■ **Records shown**:

▽

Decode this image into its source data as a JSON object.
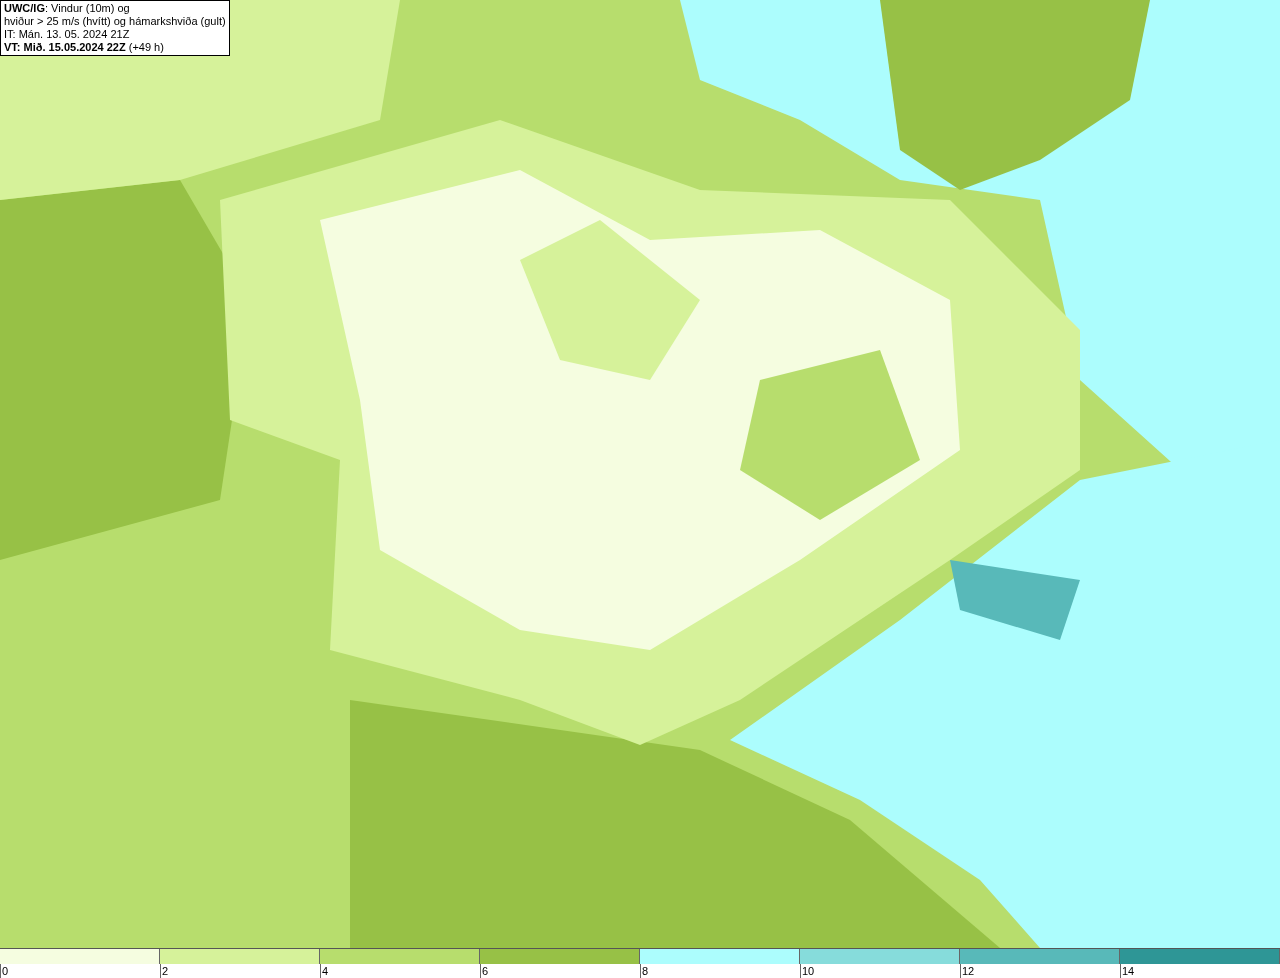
{
  "title_box": {
    "lines": [
      "**UWC/IG**: Vindur (10m) og",
      "hviður > 25 m/s (hvítt) og hámarkshviða (gult)",
      "IT: Mán. 13. 05. 2024 21Z",
      "**VT: Mið. 15.05.2024 22Z** (+49 h)"
    ]
  },
  "legend": {
    "segments": [
      {
        "color": "#f5fde0"
      },
      {
        "color": "#d6f29a"
      },
      {
        "color": "#b7dd6d"
      },
      {
        "color": "#97c146"
      },
      {
        "color": "#acfdfd"
      },
      {
        "color": "#86dcdb"
      },
      {
        "color": "#58b9b9"
      },
      {
        "color": "#2e9696"
      }
    ],
    "ticks": [
      "0",
      "2",
      "4",
      "6",
      "8",
      "10",
      "12",
      "14"
    ]
  }
}
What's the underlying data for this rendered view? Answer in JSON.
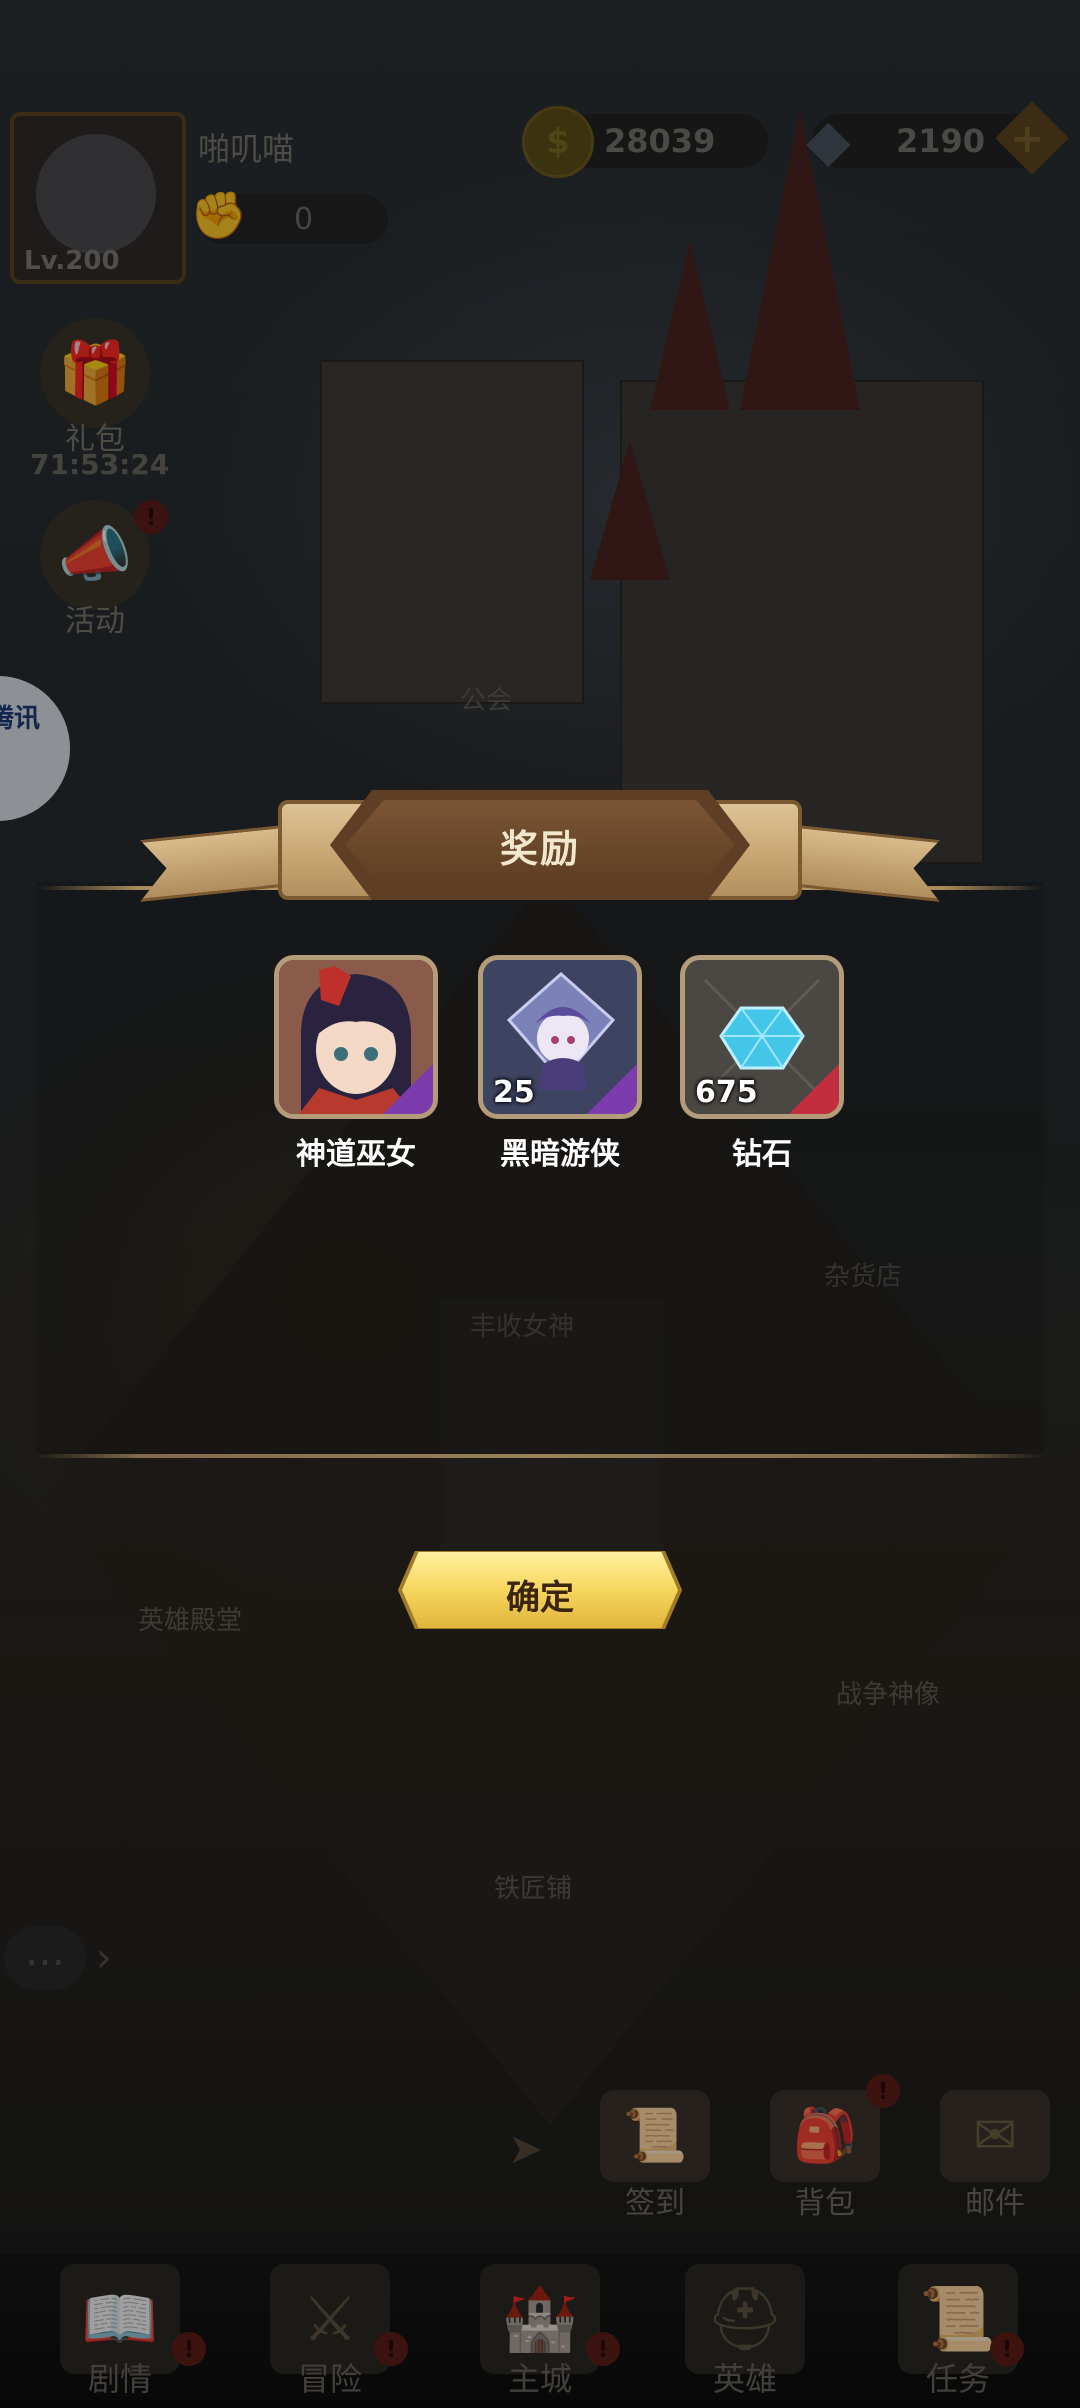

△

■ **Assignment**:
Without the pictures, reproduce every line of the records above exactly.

■ **Completed task**:
Decode this image into its source data as a JSON object.
{
  "title_box": {
    "lines": [
      "**UWC/IG**: Vindur (10m) og",
      "hviður > 25 m/s (hvítt) og hámarkshviða (gult)",
      "IT: Mán. 13. 05. 2024 21Z",
      "**VT: Mið. 15.05.2024 22Z** (+49 h)"
    ]
  },
  "legend": {
    "segments": [
      {
        "color": "#f5fde0"
      },
      {
        "color": "#d6f29a"
      },
      {
        "color": "#b7dd6d"
      },
      {
        "color": "#97c146"
      },
      {
        "color": "#acfdfd"
      },
      {
        "color": "#86dcdb"
      },
      {
        "color": "#58b9b9"
      },
      {
        "color": "#2e9696"
      }
    ],
    "ticks": [
      "0",
      "2",
      "4",
      "6",
      "8",
      "10",
      "12",
      "14"
    ]
  }
}
What's the underlying data for this rendered view? Answer in JSON.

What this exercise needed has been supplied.